# TASK DETAILS
Restate the records in full and exactly, with no images included.
--- DATA ---
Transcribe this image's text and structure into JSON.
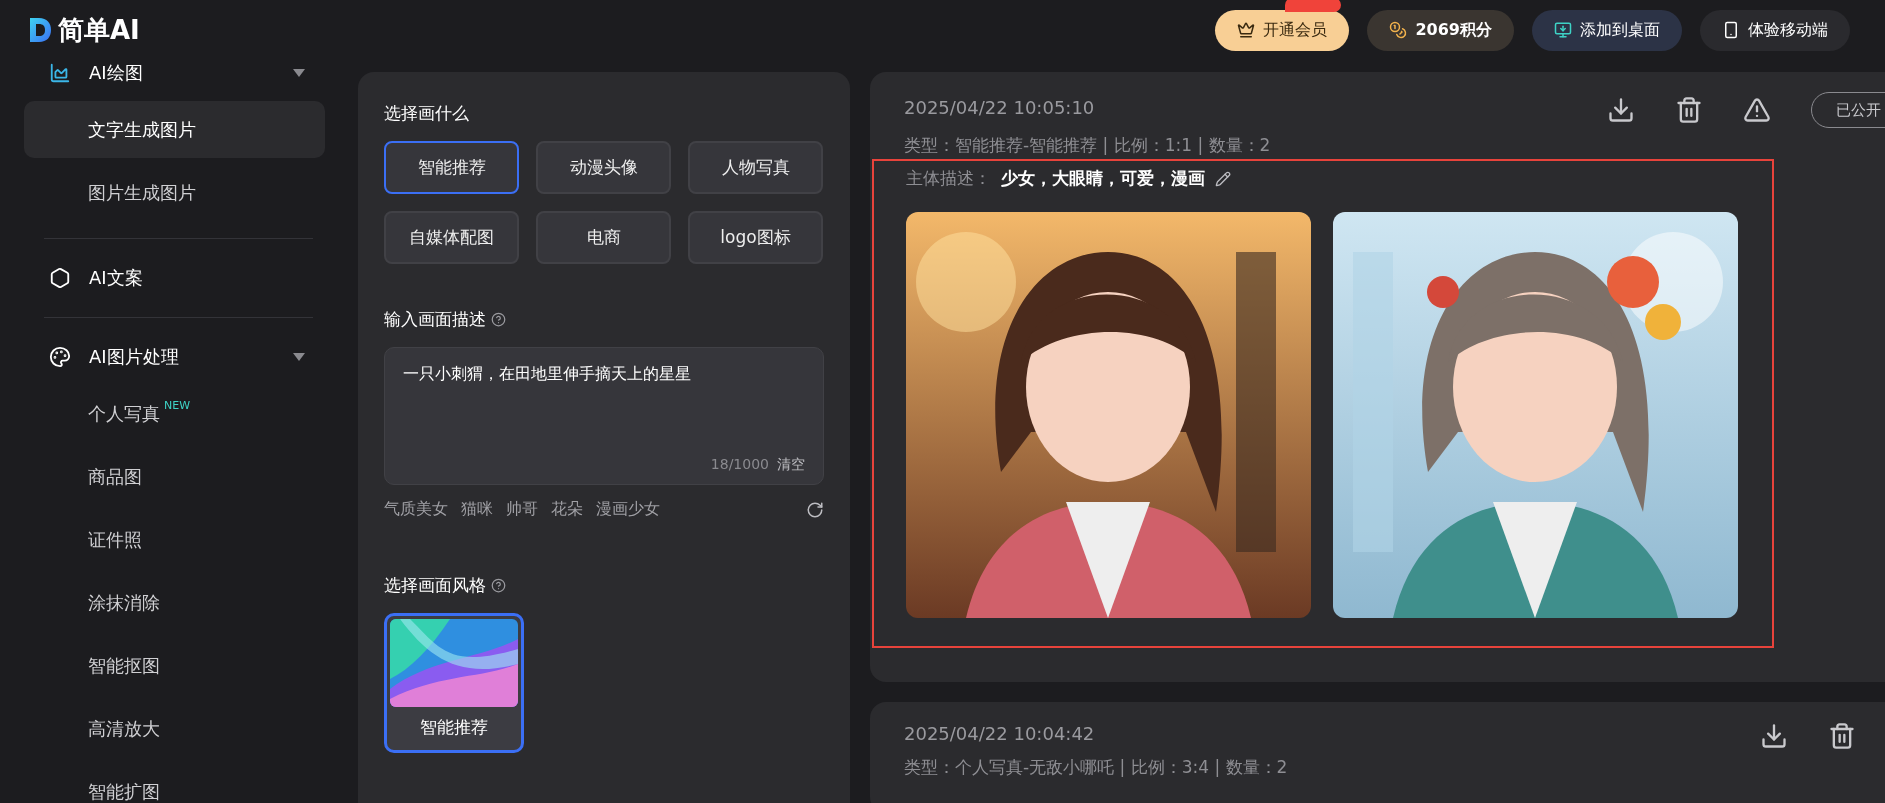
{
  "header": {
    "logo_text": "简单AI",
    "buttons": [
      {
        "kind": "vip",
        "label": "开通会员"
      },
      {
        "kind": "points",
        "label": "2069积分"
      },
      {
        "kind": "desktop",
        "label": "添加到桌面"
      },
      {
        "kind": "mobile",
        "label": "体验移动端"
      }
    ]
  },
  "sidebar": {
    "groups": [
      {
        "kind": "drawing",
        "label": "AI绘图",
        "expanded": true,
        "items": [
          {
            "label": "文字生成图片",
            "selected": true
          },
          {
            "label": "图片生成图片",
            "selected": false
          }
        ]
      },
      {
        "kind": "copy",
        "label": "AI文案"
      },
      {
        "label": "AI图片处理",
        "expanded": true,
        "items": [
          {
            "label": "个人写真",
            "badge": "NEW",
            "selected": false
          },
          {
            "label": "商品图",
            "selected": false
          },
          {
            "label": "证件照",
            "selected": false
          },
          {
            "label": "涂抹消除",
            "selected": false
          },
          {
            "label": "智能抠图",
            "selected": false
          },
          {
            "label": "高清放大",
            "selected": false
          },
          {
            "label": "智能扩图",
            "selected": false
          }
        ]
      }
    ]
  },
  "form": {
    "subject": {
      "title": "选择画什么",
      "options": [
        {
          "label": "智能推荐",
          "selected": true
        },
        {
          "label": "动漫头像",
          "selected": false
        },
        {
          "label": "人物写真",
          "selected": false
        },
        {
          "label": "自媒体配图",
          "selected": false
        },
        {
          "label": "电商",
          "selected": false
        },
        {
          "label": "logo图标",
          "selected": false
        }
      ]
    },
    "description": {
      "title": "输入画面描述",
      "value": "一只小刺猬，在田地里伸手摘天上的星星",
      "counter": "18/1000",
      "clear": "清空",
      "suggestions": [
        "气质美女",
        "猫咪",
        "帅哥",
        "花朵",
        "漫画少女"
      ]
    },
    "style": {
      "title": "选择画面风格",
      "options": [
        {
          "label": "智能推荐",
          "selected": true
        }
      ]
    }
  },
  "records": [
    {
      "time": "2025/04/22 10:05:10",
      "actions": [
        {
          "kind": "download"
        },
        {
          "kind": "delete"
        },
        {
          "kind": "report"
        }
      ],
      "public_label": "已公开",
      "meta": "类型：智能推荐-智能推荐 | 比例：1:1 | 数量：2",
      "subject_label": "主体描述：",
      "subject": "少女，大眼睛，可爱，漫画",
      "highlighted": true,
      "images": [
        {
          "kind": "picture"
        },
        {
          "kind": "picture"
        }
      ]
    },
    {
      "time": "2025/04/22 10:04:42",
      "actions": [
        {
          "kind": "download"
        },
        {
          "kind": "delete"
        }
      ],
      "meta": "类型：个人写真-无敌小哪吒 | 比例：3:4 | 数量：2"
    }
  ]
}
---
# TASK ANSWER
Transcribe this image's text and structure into JSON.
{
  "header": {
    "logo_text": "简单AI",
    "buttons": [
      {
        "kind": "vip",
        "label": "开通会员"
      },
      {
        "kind": "points",
        "label": "2069积分"
      },
      {
        "kind": "desktop",
        "label": "添加到桌面"
      },
      {
        "kind": "mobile",
        "label": "体验移动端"
      }
    ]
  },
  "sidebar": {
    "groups": [
      {
        "kind": "drawing",
        "label": "AI绘图",
        "expanded": true,
        "items": [
          {
            "label": "文字生成图片",
            "selected": true
          },
          {
            "label": "图片生成图片",
            "selected": false
          }
        ]
      },
      {
        "kind": "copy",
        "label": "AI文案"
      },
      {
        "label": "AI图片处理",
        "expanded": true,
        "items": [
          {
            "label": "个人写真",
            "badge": "NEW",
            "selected": false
          },
          {
            "label": "商品图",
            "selected": false
          },
          {
            "label": "证件照",
            "selected": false
          },
          {
            "label": "涂抹消除",
            "selected": false
          },
          {
            "label": "智能抠图",
            "selected": false
          },
          {
            "label": "高清放大",
            "selected": false
          },
          {
            "label": "智能扩图",
            "selected": false
          }
        ]
      }
    ]
  },
  "form": {
    "subject": {
      "title": "选择画什么",
      "options": [
        {
          "label": "智能推荐",
          "selected": true
        },
        {
          "label": "动漫头像",
          "selected": false
        },
        {
          "label": "人物写真",
          "selected": false
        },
        {
          "label": "自媒体配图",
          "selected": false
        },
        {
          "label": "电商",
          "selected": false
        },
        {
          "label": "logo图标",
          "selected": false
        }
      ]
    },
    "description": {
      "title": "输入画面描述",
      "value": "一只小刺猬，在田地里伸手摘天上的星星",
      "counter": "18/1000",
      "clear": "清空",
      "suggestions": [
        "气质美女",
        "猫咪",
        "帅哥",
        "花朵",
        "漫画少女"
      ]
    },
    "style": {
      "title": "选择画面风格",
      "options": [
        {
          "label": "智能推荐",
          "selected": true
        }
      ]
    }
  },
  "records": [
    {
      "time": "2025/04/22 10:05:10",
      "actions": [
        {
          "kind": "download"
        },
        {
          "kind": "delete"
        },
        {
          "kind": "report"
        }
      ],
      "public_label": "已公开",
      "meta": "类型：智能推荐-智能推荐 | 比例：1:1 | 数量：2",
      "subject_label": "主体描述：",
      "subject": "少女，大眼睛，可爱，漫画",
      "highlighted": true,
      "images": [
        {
          "kind": "picture"
        },
        {
          "kind": "picture"
        }
      ]
    },
    {
      "time": "2025/04/22 10:04:42",
      "actions": [
        {
          "kind": "download"
        },
        {
          "kind": "delete"
        }
      ],
      "meta": "类型：个人写真-无敌小哪吒 | 比例：3:4 | 数量：2"
    }
  ]
}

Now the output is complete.